• **PROBLEM STATEMENT**:
Tell how many lines contain the string "numbers" in the material underneath; the reply is that number and no more.

• **GIVEN RECORDS**:
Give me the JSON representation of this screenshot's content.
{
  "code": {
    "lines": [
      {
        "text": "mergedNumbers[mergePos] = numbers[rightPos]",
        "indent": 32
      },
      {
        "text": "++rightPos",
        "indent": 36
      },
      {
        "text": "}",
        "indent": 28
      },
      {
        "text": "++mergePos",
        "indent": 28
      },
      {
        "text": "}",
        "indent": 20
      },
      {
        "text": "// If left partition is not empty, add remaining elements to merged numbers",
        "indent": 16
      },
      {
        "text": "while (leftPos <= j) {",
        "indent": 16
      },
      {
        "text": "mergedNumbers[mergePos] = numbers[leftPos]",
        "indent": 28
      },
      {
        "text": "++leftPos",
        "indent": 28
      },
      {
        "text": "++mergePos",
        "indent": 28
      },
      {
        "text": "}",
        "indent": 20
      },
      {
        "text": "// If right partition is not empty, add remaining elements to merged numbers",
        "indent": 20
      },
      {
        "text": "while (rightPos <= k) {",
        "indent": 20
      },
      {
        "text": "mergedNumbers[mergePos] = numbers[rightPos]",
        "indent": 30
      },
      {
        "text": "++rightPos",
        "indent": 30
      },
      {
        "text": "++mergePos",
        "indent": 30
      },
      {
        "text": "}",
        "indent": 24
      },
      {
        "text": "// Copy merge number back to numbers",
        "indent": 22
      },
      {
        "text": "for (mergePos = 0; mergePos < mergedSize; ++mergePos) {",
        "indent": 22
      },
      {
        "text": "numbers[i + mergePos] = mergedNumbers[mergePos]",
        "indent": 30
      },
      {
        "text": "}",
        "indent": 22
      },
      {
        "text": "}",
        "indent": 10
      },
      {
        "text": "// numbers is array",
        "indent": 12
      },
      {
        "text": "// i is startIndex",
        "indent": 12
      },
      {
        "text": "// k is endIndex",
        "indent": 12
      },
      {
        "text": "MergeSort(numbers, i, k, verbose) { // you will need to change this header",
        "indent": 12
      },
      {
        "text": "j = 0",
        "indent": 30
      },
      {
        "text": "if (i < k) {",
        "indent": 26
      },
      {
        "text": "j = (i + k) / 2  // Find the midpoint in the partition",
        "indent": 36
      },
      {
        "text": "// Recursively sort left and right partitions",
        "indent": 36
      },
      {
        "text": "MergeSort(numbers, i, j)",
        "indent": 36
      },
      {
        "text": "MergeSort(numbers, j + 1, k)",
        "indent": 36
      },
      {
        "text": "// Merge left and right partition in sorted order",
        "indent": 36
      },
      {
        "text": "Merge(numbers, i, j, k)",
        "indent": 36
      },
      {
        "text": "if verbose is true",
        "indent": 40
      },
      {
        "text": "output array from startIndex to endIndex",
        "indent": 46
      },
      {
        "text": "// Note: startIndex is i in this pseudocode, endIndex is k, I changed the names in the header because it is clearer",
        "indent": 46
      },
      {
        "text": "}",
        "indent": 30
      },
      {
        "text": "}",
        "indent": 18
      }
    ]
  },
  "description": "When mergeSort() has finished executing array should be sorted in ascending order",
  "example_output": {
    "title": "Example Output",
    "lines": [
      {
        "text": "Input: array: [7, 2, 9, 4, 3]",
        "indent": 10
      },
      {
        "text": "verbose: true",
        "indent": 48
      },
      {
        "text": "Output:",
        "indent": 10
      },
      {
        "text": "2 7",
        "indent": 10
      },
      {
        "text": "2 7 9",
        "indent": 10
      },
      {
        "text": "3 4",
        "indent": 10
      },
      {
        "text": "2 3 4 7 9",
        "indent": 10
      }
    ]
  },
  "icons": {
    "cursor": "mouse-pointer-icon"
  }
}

• **EXERCISE ANSWER**:
12